(Data records begins)

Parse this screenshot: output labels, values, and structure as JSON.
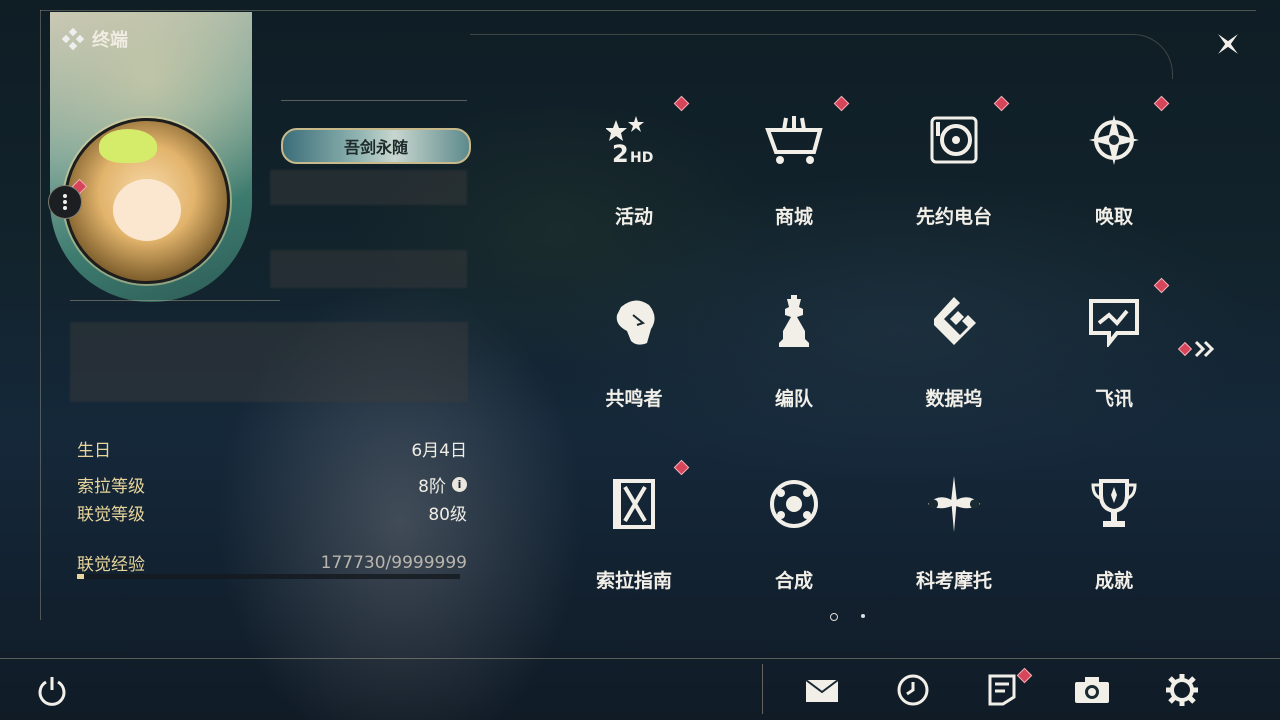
{
  "header": {
    "title": "终端"
  },
  "profile": {
    "rank_badge": "吾剑永随",
    "info": [
      {
        "label": "生日",
        "value": "6月4日"
      },
      {
        "label": "索拉等级",
        "value": "8阶"
      },
      {
        "label": "联觉等级",
        "value": "80级"
      }
    ],
    "exp": {
      "label": "联觉经验",
      "value": "177730/9999999",
      "progress": 0.0178
    },
    "level_info_icon": "info-icon"
  },
  "menu": {
    "tiles": [
      {
        "label": "活动",
        "icon": "activity-icon",
        "badge": true
      },
      {
        "label": "商城",
        "icon": "shop-icon",
        "badge": true
      },
      {
        "label": "先约电台",
        "icon": "radio-icon",
        "badge": true
      },
      {
        "label": "唤取",
        "icon": "summon-icon",
        "badge": true
      },
      {
        "label": "共鸣者",
        "icon": "resonator-icon",
        "badge": false
      },
      {
        "label": "编队",
        "icon": "team-icon",
        "badge": false
      },
      {
        "label": "数据坞",
        "icon": "data-dock-icon",
        "badge": false
      },
      {
        "label": "飞讯",
        "icon": "message-icon",
        "badge": true
      },
      {
        "label": "索拉指南",
        "icon": "guide-icon",
        "badge": true
      },
      {
        "label": "合成",
        "icon": "synthesis-icon",
        "badge": false
      },
      {
        "label": "科考摩托",
        "icon": "motorcycle-icon",
        "badge": false
      },
      {
        "label": "成就",
        "icon": "trophy-icon",
        "badge": false
      }
    ],
    "page_current": 1,
    "page_count": 2
  },
  "bottom_bar": {
    "icons": [
      "power-icon",
      "mail-icon",
      "clock-icon",
      "notes-icon",
      "camera-icon",
      "settings-icon"
    ]
  },
  "colors": {
    "accent_gold": "#e8d59b",
    "badge_red": "#d6455a",
    "text": "#f2efe8"
  }
}
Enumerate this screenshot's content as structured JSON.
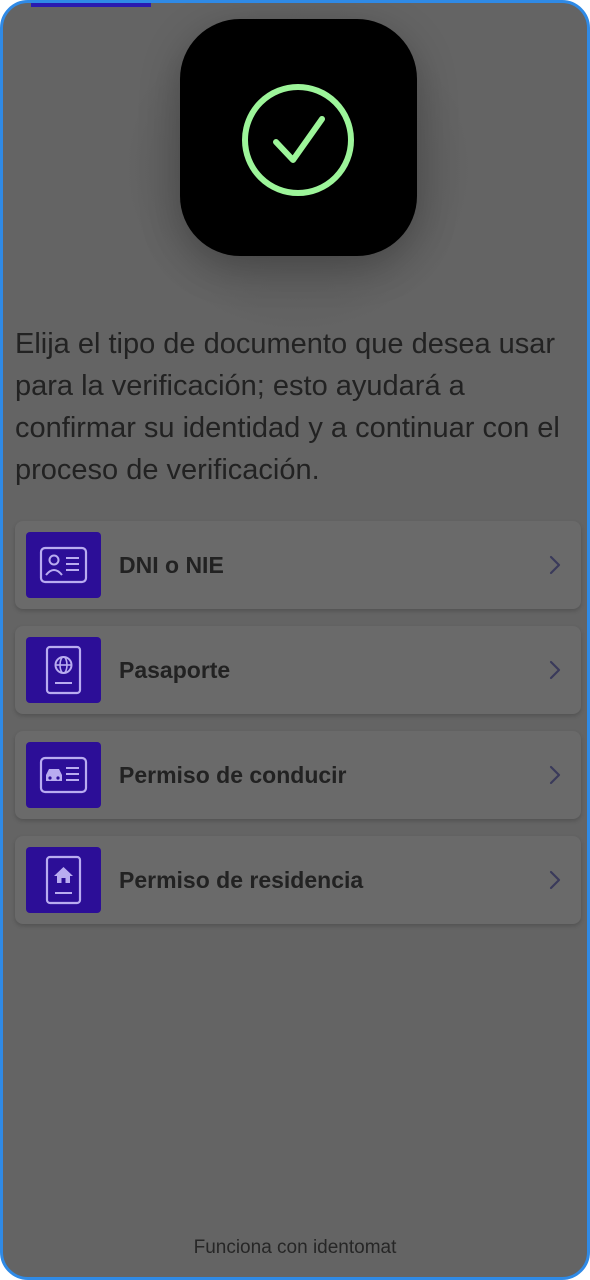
{
  "header": {
    "logo_icon": "check-circle-icon",
    "accent_color": "#9df59a"
  },
  "intro_text": "Elija el tipo de documento que desea usar para la verificación; esto ayudará a confirmar su identidad y a continuar con el proceso de verificación.",
  "document_options": [
    {
      "label": "DNI o NIE",
      "icon": "id-card-icon"
    },
    {
      "label": "Pasaporte",
      "icon": "passport-icon"
    },
    {
      "label": "Permiso de conducir",
      "icon": "driving-license-icon"
    },
    {
      "label": "Permiso de residencia",
      "icon": "residence-permit-icon"
    }
  ],
  "option_icon_bg": "#2c0e97",
  "footer": {
    "text": "Funciona con identomat"
  }
}
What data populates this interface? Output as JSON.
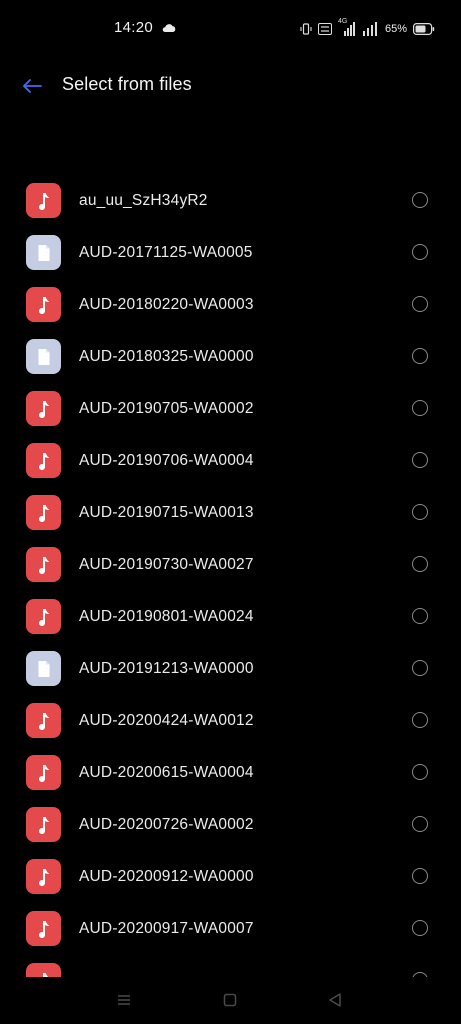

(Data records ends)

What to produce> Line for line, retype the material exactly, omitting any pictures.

Written response>
Parse this screenshot: output labels, values, and structure as JSON.
{
  "header": {
    "title": "终端"
  },
  "profile": {
    "rank_badge": "吾剑永随",
    "info": [
      {
        "label": "生日",
        "value": "6月4日"
      },
      {
        "label": "索拉等级",
        "value": "8阶"
      },
      {
        "label": "联觉等级",
        "value": "80级"
      }
    ],
    "exp": {
      "label": "联觉经验",
      "value": "177730/9999999",
      "progress": 0.0178
    },
    "level_info_icon": "info-icon"
  },
  "menu": {
    "tiles": [
      {
        "label": "活动",
        "icon": "activity-icon",
        "badge": true
      },
      {
        "label": "商城",
        "icon": "shop-icon",
        "badge": true
      },
      {
        "label": "先约电台",
        "icon": "radio-icon",
        "badge": true
      },
      {
        "label": "唤取",
        "icon": "summon-icon",
        "badge": true
      },
      {
        "label": "共鸣者",
        "icon": "resonator-icon",
        "badge": false
      },
      {
        "label": "编队",
        "icon": "team-icon",
        "badge": false
      },
      {
        "label": "数据坞",
        "icon": "data-dock-icon",
        "badge": false
      },
      {
        "label": "飞讯",
        "icon": "message-icon",
        "badge": true
      },
      {
        "label": "索拉指南",
        "icon": "guide-icon",
        "badge": true
      },
      {
        "label": "合成",
        "icon": "synthesis-icon",
        "badge": false
      },
      {
        "label": "科考摩托",
        "icon": "motorcycle-icon",
        "badge": false
      },
      {
        "label": "成就",
        "icon": "trophy-icon",
        "badge": false
      }
    ],
    "page_current": 1,
    "page_count": 2
  },
  "bottom_bar": {
    "icons": [
      "power-icon",
      "mail-icon",
      "clock-icon",
      "notes-icon",
      "camera-icon",
      "settings-icon"
    ]
  },
  "colors": {
    "accent_gold": "#e8d59b",
    "badge_red": "#d6455a",
    "text": "#f2efe8"
  }
}
Enumerate this screenshot's content as structured JSON.
{
  "header": {
    "logo_icon": "check-circle-icon",
    "accent_color": "#9df59a"
  },
  "intro_text": "Elija el tipo de documento que desea usar para la verificación; esto ayudará a confirmar su identidad y a continuar con el proceso de verificación.",
  "document_options": [
    {
      "label": "DNI o NIE",
      "icon": "id-card-icon"
    },
    {
      "label": "Pasaporte",
      "icon": "passport-icon"
    },
    {
      "label": "Permiso de conducir",
      "icon": "driving-license-icon"
    },
    {
      "label": "Permiso de residencia",
      "icon": "residence-permit-icon"
    }
  ],
  "option_icon_bg": "#2c0e97",
  "footer": {
    "text": "Funciona con identomat"
  }
}
What data populates this interface? Output as JSON.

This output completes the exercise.